** PROMPT **
The data below has to be returned exactly, down to the last character.

** DATA TO EXAMINE **

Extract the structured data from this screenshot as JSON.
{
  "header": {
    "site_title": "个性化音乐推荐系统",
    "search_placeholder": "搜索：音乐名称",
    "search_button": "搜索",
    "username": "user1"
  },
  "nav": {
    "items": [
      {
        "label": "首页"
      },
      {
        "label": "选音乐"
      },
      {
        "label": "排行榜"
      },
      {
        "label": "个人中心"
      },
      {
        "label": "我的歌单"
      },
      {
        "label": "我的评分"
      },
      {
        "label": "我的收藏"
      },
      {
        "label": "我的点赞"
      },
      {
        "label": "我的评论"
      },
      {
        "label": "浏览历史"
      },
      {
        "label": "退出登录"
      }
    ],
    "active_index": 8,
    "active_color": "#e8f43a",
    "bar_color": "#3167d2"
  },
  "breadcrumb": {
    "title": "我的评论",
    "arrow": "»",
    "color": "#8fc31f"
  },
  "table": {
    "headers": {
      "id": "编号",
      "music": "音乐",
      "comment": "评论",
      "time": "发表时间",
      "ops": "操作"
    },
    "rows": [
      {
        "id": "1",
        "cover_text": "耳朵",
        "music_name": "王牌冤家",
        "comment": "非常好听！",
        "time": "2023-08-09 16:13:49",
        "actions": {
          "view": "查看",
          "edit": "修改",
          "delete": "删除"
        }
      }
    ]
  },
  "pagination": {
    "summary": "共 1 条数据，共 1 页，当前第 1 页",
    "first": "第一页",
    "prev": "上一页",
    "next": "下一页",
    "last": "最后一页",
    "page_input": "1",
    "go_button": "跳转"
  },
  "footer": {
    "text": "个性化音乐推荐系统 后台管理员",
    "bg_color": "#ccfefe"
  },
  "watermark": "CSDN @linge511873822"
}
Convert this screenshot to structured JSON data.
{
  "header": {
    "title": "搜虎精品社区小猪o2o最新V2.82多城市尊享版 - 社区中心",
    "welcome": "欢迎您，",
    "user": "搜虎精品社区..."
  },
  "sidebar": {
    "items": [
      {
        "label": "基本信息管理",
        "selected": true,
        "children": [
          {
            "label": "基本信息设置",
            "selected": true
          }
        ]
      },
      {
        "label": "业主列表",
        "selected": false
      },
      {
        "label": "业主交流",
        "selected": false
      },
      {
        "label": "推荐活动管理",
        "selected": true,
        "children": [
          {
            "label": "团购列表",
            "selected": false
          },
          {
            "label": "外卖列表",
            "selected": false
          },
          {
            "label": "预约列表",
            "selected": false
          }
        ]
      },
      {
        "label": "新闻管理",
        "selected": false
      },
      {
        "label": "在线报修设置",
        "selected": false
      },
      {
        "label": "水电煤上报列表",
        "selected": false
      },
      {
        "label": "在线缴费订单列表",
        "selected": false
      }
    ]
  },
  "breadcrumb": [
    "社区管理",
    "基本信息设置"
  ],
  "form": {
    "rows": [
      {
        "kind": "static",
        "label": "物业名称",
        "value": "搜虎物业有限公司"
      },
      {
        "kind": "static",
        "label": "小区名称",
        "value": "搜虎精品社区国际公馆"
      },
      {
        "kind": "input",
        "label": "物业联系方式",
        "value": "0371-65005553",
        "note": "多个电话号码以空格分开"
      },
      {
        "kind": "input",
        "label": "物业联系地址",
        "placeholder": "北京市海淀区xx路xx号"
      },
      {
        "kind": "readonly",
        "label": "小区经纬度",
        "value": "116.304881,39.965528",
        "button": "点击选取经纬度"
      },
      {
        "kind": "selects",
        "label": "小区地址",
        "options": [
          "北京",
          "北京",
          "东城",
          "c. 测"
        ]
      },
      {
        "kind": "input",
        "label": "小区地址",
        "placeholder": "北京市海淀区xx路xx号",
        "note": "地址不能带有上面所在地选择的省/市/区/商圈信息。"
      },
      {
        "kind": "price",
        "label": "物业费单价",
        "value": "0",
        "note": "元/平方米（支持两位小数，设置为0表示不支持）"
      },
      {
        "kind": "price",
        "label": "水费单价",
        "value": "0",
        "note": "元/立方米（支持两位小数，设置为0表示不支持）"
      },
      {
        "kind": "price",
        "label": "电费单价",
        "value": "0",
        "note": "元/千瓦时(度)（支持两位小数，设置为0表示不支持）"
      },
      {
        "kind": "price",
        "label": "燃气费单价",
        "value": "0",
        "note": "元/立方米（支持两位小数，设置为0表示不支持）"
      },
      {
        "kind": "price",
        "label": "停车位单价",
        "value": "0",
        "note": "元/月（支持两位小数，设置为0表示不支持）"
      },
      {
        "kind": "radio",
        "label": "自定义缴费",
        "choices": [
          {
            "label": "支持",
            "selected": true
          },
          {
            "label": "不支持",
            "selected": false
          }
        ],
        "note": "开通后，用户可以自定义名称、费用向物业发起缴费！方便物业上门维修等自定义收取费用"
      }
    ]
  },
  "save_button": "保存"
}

** RESPONSE **
Extract the structured data from this screenshot as JSON.
{
  "header": {
    "site_title": "个性化音乐推荐系统",
    "search_placeholder": "搜索：音乐名称",
    "search_button": "搜索",
    "username": "user1"
  },
  "nav": {
    "items": [
      {
        "label": "首页"
      },
      {
        "label": "选音乐"
      },
      {
        "label": "排行榜"
      },
      {
        "label": "个人中心"
      },
      {
        "label": "我的歌单"
      },
      {
        "label": "我的评分"
      },
      {
        "label": "我的收藏"
      },
      {
        "label": "我的点赞"
      },
      {
        "label": "我的评论"
      },
      {
        "label": "浏览历史"
      },
      {
        "label": "退出登录"
      }
    ],
    "active_index": 8,
    "active_color": "#e8f43a",
    "bar_color": "#3167d2"
  },
  "breadcrumb": {
    "title": "我的评论",
    "arrow": "»",
    "color": "#8fc31f"
  },
  "table": {
    "headers": {
      "id": "编号",
      "music": "音乐",
      "comment": "评论",
      "time": "发表时间",
      "ops": "操作"
    },
    "rows": [
      {
        "id": "1",
        "cover_text": "耳朵",
        "music_name": "王牌冤家",
        "comment": "非常好听！",
        "time": "2023-08-09 16:13:49",
        "actions": {
          "view": "查看",
          "edit": "修改",
          "delete": "删除"
        }
      }
    ]
  },
  "pagination": {
    "summary": "共 1 条数据，共 1 页，当前第 1 页",
    "first": "第一页",
    "prev": "上一页",
    "next": "下一页",
    "last": "最后一页",
    "page_input": "1",
    "go_button": "跳转"
  },
  "footer": {
    "text": "个性化音乐推荐系统 后台管理员",
    "bg_color": "#ccfefe"
  },
  "watermark": "CSDN @linge511873822"
}
Convert this screenshot to structured JSON data.
{
  "header": {
    "title": "搜虎精品社区小猪o2o最新V2.82多城市尊享版 - 社区中心",
    "welcome": "欢迎您，",
    "user": "搜虎精品社区..."
  },
  "sidebar": {
    "items": [
      {
        "label": "基本信息管理",
        "selected": true,
        "children": [
          {
            "label": "基本信息设置",
            "selected": true
          }
        ]
      },
      {
        "label": "业主列表",
        "selected": false
      },
      {
        "label": "业主交流",
        "selected": false
      },
      {
        "label": "推荐活动管理",
        "selected": true,
        "children": [
          {
            "label": "团购列表",
            "selected": false
          },
          {
            "label": "外卖列表",
            "selected": false
          },
          {
            "label": "预约列表",
            "selected": false
          }
        ]
      },
      {
        "label": "新闻管理",
        "selected": false
      },
      {
        "label": "在线报修设置",
        "selected": false
      },
      {
        "label": "水电煤上报列表",
        "selected": false
      },
      {
        "label": "在线缴费订单列表",
        "selected": false
      }
    ]
  },
  "breadcrumb": [
    "社区管理",
    "基本信息设置"
  ],
  "form": {
    "rows": [
      {
        "kind": "static",
        "label": "物业名称",
        "value": "搜虎物业有限公司"
      },
      {
        "kind": "static",
        "label": "小区名称",
        "value": "搜虎精品社区国际公馆"
      },
      {
        "kind": "input",
        "label": "物业联系方式",
        "value": "0371-65005553",
        "note": "多个电话号码以空格分开"
      },
      {
        "kind": "input",
        "label": "物业联系地址",
        "placeholder": "北京市海淀区xx路xx号"
      },
      {
        "kind": "readonly",
        "label": "小区经纬度",
        "value": "116.304881,39.965528",
        "button": "点击选取经纬度"
      },
      {
        "kind": "selects",
        "label": "小区地址",
        "options": [
          "北京",
          "北京",
          "东城",
          "c. 测"
        ]
      },
      {
        "kind": "input",
        "label": "小区地址",
        "placeholder": "北京市海淀区xx路xx号",
        "note": "地址不能带有上面所在地选择的省/市/区/商圈信息。"
      },
      {
        "kind": "price",
        "label": "物业费单价",
        "value": "0",
        "note": "元/平方米（支持两位小数，设置为0表示不支持）"
      },
      {
        "kind": "price",
        "label": "水费单价",
        "value": "0",
        "note": "元/立方米（支持两位小数，设置为0表示不支持）"
      },
      {
        "kind": "price",
        "label": "电费单价",
        "value": "0",
        "note": "元/千瓦时(度)（支持两位小数，设置为0表示不支持）"
      },
      {
        "kind": "price",
        "label": "燃气费单价",
        "value": "0",
        "note": "元/立方米（支持两位小数，设置为0表示不支持）"
      },
      {
        "kind": "price",
        "label": "停车位单价",
        "value": "0",
        "note": "元/月（支持两位小数，设置为0表示不支持）"
      },
      {
        "kind": "radio",
        "label": "自定义缴费",
        "choices": [
          {
            "label": "支持",
            "selected": true
          },
          {
            "label": "不支持",
            "selected": false
          }
        ],
        "note": "开通后，用户可以自定义名称、费用向物业发起缴费！方便物业上门维修等自定义收取费用"
      }
    ]
  },
  "save_button": "保存"
}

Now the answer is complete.